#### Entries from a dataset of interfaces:
----

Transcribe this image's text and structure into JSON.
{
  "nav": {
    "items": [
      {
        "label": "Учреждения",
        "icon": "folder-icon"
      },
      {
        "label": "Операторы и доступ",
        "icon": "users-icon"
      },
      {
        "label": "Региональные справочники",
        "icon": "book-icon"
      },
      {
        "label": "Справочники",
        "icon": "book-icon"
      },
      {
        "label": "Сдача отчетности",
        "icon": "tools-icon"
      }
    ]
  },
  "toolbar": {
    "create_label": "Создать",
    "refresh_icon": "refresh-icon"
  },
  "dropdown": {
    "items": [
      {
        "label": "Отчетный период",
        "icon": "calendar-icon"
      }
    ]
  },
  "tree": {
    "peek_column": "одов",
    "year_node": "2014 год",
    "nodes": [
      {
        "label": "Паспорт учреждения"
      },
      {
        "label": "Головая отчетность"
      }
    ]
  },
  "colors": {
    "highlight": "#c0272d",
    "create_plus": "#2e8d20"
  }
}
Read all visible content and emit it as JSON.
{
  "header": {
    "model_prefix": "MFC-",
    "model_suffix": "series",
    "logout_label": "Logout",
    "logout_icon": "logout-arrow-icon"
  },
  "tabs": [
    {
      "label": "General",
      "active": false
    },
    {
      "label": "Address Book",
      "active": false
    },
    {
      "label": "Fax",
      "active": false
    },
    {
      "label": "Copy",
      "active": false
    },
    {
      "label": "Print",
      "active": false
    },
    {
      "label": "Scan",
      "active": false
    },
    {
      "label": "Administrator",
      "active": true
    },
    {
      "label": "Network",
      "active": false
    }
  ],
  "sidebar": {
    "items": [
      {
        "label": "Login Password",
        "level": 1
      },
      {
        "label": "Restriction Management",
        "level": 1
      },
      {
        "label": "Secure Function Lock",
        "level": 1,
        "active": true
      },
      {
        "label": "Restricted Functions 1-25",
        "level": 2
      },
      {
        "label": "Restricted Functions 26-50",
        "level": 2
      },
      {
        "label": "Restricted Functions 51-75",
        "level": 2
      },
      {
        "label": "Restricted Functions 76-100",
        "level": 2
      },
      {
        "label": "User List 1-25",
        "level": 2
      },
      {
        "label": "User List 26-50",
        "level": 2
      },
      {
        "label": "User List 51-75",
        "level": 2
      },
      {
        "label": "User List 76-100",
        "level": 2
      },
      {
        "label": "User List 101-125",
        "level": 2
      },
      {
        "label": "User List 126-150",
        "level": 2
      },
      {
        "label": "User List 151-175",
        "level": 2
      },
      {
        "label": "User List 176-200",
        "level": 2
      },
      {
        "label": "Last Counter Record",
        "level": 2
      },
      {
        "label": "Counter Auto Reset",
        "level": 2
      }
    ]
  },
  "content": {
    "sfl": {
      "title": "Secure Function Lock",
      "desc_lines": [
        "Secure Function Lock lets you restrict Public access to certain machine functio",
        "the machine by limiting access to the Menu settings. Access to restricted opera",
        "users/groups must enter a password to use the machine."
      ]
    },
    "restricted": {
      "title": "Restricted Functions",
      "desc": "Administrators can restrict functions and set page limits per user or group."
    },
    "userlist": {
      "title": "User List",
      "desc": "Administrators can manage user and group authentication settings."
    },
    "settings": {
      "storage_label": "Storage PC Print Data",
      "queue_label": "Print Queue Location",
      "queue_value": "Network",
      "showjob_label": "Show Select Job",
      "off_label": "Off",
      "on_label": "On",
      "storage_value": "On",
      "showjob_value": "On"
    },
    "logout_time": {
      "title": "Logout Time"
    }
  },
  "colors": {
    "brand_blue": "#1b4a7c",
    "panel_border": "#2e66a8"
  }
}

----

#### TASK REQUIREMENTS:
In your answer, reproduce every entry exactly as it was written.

#### WRITTEN RESPONSE:
Transcribe this image's text and structure into JSON.
{
  "nav": {
    "items": [
      {
        "label": "Учреждения",
        "icon": "folder-icon"
      },
      {
        "label": "Операторы и доступ",
        "icon": "users-icon"
      },
      {
        "label": "Региональные справочники",
        "icon": "book-icon"
      },
      {
        "label": "Справочники",
        "icon": "book-icon"
      },
      {
        "label": "Сдача отчетности",
        "icon": "tools-icon"
      }
    ]
  },
  "toolbar": {
    "create_label": "Создать",
    "refresh_icon": "refresh-icon"
  },
  "dropdown": {
    "items": [
      {
        "label": "Отчетный период",
        "icon": "calendar-icon"
      }
    ]
  },
  "tree": {
    "peek_column": "одов",
    "year_node": "2014 год",
    "nodes": [
      {
        "label": "Паспорт учреждения"
      },
      {
        "label": "Головая отчетность"
      }
    ]
  },
  "colors": {
    "highlight": "#c0272d",
    "create_plus": "#2e8d20"
  }
}
Read all visible content and emit it as JSON.
{
  "header": {
    "model_prefix": "MFC-",
    "model_suffix": "series",
    "logout_label": "Logout",
    "logout_icon": "logout-arrow-icon"
  },
  "tabs": [
    {
      "label": "General",
      "active": false
    },
    {
      "label": "Address Book",
      "active": false
    },
    {
      "label": "Fax",
      "active": false
    },
    {
      "label": "Copy",
      "active": false
    },
    {
      "label": "Print",
      "active": false
    },
    {
      "label": "Scan",
      "active": false
    },
    {
      "label": "Administrator",
      "active": true
    },
    {
      "label": "Network",
      "active": false
    }
  ],
  "sidebar": {
    "items": [
      {
        "label": "Login Password",
        "level": 1
      },
      {
        "label": "Restriction Management",
        "level": 1
      },
      {
        "label": "Secure Function Lock",
        "level": 1,
        "active": true
      },
      {
        "label": "Restricted Functions 1-25",
        "level": 2
      },
      {
        "label": "Restricted Functions 26-50",
        "level": 2
      },
      {
        "label": "Restricted Functions 51-75",
        "level": 2
      },
      {
        "label": "Restricted Functions 76-100",
        "level": 2
      },
      {
        "label": "User List 1-25",
        "level": 2
      },
      {
        "label": "User List 26-50",
        "level": 2
      },
      {
        "label": "User List 51-75",
        "level": 2
      },
      {
        "label": "User List 76-100",
        "level": 2
      },
      {
        "label": "User List 101-125",
        "level": 2
      },
      {
        "label": "User List 126-150",
        "level": 2
      },
      {
        "label": "User List 151-175",
        "level": 2
      },
      {
        "label": "User List 176-200",
        "level": 2
      },
      {
        "label": "Last Counter Record",
        "level": 2
      },
      {
        "label": "Counter Auto Reset",
        "level": 2
      }
    ]
  },
  "content": {
    "sfl": {
      "title": "Secure Function Lock",
      "desc_lines": [
        "Secure Function Lock lets you restrict Public access to certain machine functio",
        "the machine by limiting access to the Menu settings. Access to restricted opera",
        "users/groups must enter a password to use the machine."
      ]
    },
    "restricted": {
      "title": "Restricted Functions",
      "desc": "Administrators can restrict functions and set page limits per user or group."
    },
    "userlist": {
      "title": "User List",
      "desc": "Administrators can manage user and group authentication settings."
    },
    "settings": {
      "storage_label": "Storage PC Print Data",
      "queue_label": "Print Queue Location",
      "queue_value": "Network",
      "showjob_label": "Show Select Job",
      "off_label": "Off",
      "on_label": "On",
      "storage_value": "On",
      "showjob_value": "On"
    },
    "logout_time": {
      "title": "Logout Time"
    }
  },
  "colors": {
    "brand_blue": "#1b4a7c",
    "panel_border": "#2e66a8"
  }
}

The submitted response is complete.